Combining two antennas is easy… and you might consider doing it if you have channels in two different directions or want to use a separate VHF and UHF antenna. Combining antennas gives you ultimate flexibility, and if you’re a homeowner, there’s no one to stop you.
It’s actually pretty easy
If you’re combining two of the same kind of antenna, just make sure they’re pointed in totally different directions. Pretty much any antenna splitter can be used “upside down” as a combiner. This Channel Plus combiner is one of the few that’s actually labeled that way, if that sort of thing is important to you.
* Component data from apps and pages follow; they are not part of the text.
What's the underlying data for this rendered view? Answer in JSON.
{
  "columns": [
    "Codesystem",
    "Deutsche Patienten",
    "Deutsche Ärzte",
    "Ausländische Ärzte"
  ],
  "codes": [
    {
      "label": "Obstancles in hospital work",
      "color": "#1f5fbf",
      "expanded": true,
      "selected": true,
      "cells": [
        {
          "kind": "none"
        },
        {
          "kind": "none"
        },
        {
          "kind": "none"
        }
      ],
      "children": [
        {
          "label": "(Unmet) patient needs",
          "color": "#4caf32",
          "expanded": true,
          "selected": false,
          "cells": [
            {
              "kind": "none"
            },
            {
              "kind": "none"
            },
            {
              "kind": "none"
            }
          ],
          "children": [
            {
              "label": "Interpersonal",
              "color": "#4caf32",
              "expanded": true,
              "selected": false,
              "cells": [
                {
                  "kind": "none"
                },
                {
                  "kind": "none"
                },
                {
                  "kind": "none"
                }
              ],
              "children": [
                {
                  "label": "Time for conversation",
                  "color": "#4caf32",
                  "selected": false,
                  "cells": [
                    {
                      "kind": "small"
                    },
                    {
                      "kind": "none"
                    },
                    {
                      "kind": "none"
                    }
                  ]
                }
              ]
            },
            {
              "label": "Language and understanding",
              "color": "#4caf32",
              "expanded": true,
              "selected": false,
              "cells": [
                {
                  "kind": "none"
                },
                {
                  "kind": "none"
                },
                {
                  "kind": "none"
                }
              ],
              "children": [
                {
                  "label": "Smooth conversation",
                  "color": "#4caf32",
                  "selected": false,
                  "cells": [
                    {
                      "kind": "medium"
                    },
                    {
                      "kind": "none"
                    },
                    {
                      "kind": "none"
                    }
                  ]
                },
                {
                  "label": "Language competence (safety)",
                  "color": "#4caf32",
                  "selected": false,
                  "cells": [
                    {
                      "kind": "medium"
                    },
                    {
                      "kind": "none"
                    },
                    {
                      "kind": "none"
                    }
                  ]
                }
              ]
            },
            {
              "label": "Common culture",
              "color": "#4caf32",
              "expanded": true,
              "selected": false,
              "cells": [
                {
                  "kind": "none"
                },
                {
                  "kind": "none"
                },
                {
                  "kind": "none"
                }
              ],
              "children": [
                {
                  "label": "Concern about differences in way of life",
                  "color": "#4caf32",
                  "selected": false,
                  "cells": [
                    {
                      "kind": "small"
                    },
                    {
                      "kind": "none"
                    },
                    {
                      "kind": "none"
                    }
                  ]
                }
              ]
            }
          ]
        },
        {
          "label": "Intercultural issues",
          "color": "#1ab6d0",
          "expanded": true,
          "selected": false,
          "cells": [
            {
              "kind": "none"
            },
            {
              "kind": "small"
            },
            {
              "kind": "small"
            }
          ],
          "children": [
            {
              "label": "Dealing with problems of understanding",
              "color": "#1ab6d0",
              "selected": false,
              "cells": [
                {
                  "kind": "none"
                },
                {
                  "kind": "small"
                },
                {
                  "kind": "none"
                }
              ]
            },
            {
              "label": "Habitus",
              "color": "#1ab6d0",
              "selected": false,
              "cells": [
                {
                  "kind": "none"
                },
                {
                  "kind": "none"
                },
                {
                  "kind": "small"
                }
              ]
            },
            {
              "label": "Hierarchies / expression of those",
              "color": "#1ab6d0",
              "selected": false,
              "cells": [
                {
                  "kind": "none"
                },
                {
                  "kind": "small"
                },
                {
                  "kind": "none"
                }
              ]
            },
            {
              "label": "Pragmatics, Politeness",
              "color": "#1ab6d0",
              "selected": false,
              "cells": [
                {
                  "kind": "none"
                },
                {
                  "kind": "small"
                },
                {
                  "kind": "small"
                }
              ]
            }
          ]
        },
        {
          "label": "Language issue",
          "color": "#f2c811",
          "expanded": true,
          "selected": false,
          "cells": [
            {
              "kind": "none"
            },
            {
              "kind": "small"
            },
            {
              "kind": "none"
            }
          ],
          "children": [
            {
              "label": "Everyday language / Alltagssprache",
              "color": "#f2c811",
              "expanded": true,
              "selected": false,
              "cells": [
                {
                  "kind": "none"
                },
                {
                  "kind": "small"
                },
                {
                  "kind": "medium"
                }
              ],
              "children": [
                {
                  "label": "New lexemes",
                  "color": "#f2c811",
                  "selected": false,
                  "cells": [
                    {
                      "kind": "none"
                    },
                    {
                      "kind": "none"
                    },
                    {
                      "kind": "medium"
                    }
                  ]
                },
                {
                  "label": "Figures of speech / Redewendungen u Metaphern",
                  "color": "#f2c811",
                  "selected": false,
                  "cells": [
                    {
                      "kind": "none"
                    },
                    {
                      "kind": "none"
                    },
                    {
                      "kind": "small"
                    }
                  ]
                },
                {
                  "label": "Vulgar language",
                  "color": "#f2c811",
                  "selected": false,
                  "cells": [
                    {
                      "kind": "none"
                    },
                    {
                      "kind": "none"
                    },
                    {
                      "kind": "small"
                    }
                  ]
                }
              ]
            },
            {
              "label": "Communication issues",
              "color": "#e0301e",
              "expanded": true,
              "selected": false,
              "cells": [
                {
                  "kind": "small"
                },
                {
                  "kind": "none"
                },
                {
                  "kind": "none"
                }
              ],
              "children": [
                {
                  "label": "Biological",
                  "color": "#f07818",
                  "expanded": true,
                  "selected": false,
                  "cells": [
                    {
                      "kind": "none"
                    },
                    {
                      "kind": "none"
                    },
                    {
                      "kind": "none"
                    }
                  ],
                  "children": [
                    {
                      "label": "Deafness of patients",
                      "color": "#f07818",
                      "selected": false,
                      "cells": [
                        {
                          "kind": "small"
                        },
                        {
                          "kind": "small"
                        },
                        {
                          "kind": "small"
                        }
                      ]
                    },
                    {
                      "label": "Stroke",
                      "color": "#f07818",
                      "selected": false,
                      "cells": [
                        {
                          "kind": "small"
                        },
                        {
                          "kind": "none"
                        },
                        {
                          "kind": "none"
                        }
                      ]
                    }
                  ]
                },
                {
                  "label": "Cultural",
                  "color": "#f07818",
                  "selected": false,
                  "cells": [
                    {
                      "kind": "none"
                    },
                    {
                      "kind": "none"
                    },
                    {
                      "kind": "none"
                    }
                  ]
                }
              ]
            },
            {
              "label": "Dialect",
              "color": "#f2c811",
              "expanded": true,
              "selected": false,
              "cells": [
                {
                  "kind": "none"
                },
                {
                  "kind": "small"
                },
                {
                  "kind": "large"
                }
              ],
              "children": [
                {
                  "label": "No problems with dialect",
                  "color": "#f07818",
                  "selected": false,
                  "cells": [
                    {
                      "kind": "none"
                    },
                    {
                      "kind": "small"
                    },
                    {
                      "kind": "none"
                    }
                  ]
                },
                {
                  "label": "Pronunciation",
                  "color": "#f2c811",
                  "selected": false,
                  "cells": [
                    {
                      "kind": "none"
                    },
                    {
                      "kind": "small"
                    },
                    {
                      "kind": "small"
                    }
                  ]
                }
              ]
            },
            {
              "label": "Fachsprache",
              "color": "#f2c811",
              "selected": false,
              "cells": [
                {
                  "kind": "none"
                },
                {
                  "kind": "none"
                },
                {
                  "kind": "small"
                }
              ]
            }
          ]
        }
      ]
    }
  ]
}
Really though, any cheap splitter will do and generally, the cheaper the better. More expensive combiners will have fancy electronics and stuff like that. You don’t need them in most cases. This is one of those rare cases where I tell people, there’s no need to spend more.
The rule you must follow
So, the combiner isn’t really the important thing. That comes as a surprise to a lot of people. But, no matter what you do, there’s one rule that is absolutely key: Make sure the cables from each antenna are exactly the same length. I mean, down to the millimeter if you can do it.
The reason for this rule comes down to physics. If you use cables that are two different lengths and there are any signals that come from both antennas, you’ll have “phase problems” meaning that the combined signal will be a ton worse than the original antenna signal. Essentially it’s like creating audio feedback by pointing a microphone at a speaker (it’s actually a little different but not the point.) It’s easy enough to measure out the cable lengths and make sure they’re the same, and believe me, you’ll be glad you did.
It’s also important, of course, that the cables be identical in other ways. Don’t use two different types of cable. If possible, make two cables from the same reel, using the same connectors. You want all the characteristics to be the same. This is one thing we do on our Xtreme Signal HDB8X antenna. It’s really just two of our HDB4X antennas with an innovative swing arm between them. The cables and combiner that attach the two pieces aren’t anything special. They’re garden-variety, and they don’t need to be anything better. The cables are short and so the loss characteristics aren’t a problem. But, we do make sure those cables are dead-on identical.
A word about combining antennas that have already been combined
I generally don’t like stacking combiners. In other words, if you’re using an antenna that has a built-in combiner, don’t use another combiner to combine it with another antenna. It increases the problems. If you do it even the slightest bit wrong, you’ll have those dreaded phase problems.
Instead, use something like this 8-way splitter/combiner. Honestly any 8-port splitter will work, as long as it’s designed for antennas or cable television. Make as many completely identical cables as you need and connect all the antennas to the same combiner. This is a better way of doing it and it’s more likely to get you the results you want.
And of course, whether you’re shopping for the least expensive combiner or the most expensive piece of broadcast equipment, shop at Solid Signal for everything you need!